  15. Machining isn't stress free, ooman. Cutting a groove will produce different stresses than those made by a button. Which is the better process depends upon many things and there isn't s specific right or wrong answer. Most would assert that cut rifling is the pinnacle of rifling technologies but .... Consider the button process for a moment. An oversize carbide button is pulled through an slightly undersize bore, forcing it to take up a new shape. That will certainly leave stresses in the barrel. However, those stresses will be putting the surface of the bore into compression which can be quite a nice situation to be in when you then pressurise the barrel to, say, 55,00 psi. Before any crack can open up and try to blow the barrel apart it has to overcome that residual compressive stress... In addition, the action of the button as it passes through the bore will have tendency to deform each individual grain of steel in the vicinity of each grain boundary and partially close up exposed grain boundaries.

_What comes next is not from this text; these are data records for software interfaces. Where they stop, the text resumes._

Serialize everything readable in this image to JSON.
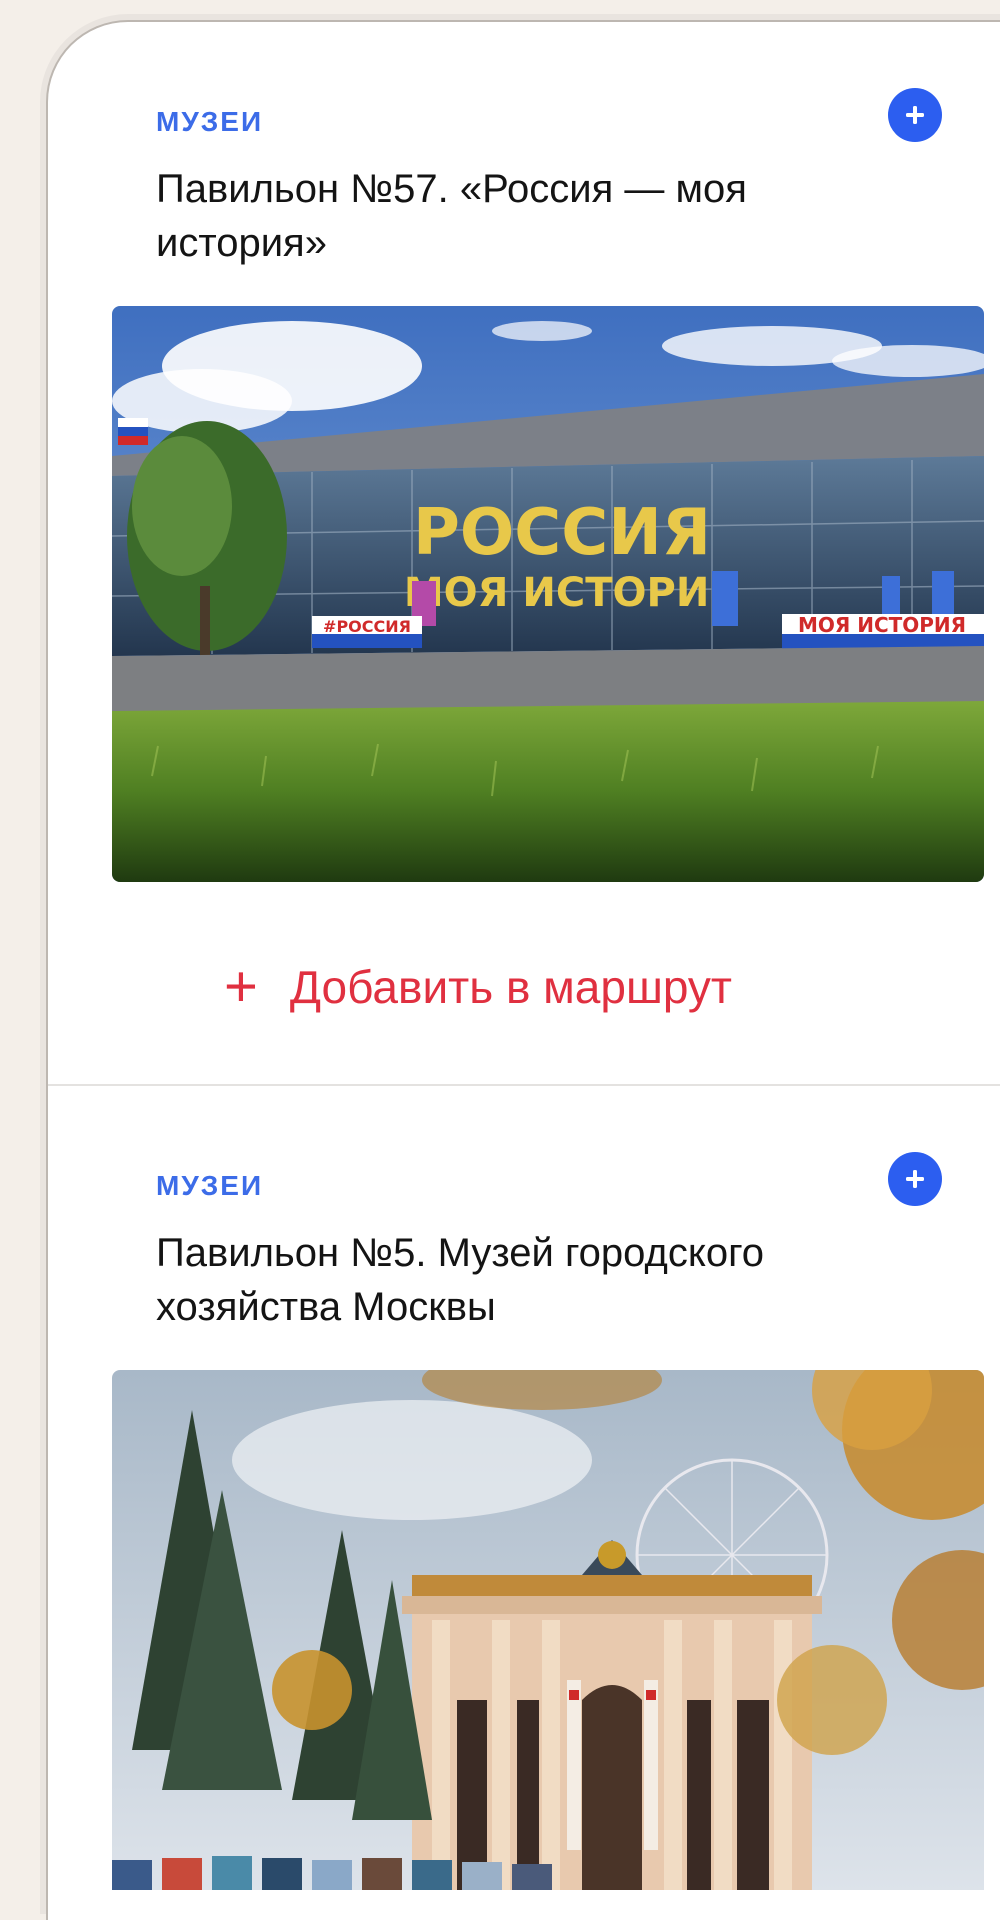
{
  "cards": [
    {
      "category": "МУЗЕИ",
      "title": "Павильон №57. «Россия — моя история»",
      "add_route_label": "Добавить в маршрут",
      "photo_signs": [
        "РОССИЯ",
        "МОЯ ИСТОРИЯ",
        "#РОССИЯ",
        "МОЯ ИСТОРИЯ"
      ]
    },
    {
      "category": "МУЗЕИ",
      "title": "Павильон №5. Музей городского хозяйства Москвы"
    }
  ],
  "icons": {
    "add": "plus-circle-icon",
    "route_add": "plus-icon"
  },
  "colors": {
    "accent_blue": "#2c5ef0",
    "category_blue": "#3c6ce8",
    "action_red": "#e03040"
  }
}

That gives a smaller surface area of grain boundaries for those supersonic, 2,000 degree plus, erosive / corrosive propellant gases to work on. In practical terms, a well made barrel from a recognised maker will almost always be capable of better performance than the user, irrespective of the rifling technique. If money were no object, and we were a good enough shot to justify the cost, we'd have our barrels made from a PH grade stainless steel by cold flow forming and then clean them once in a blue moon.
×

Important Information

By using this site, you agree to our Terms of Use and Privacy Policy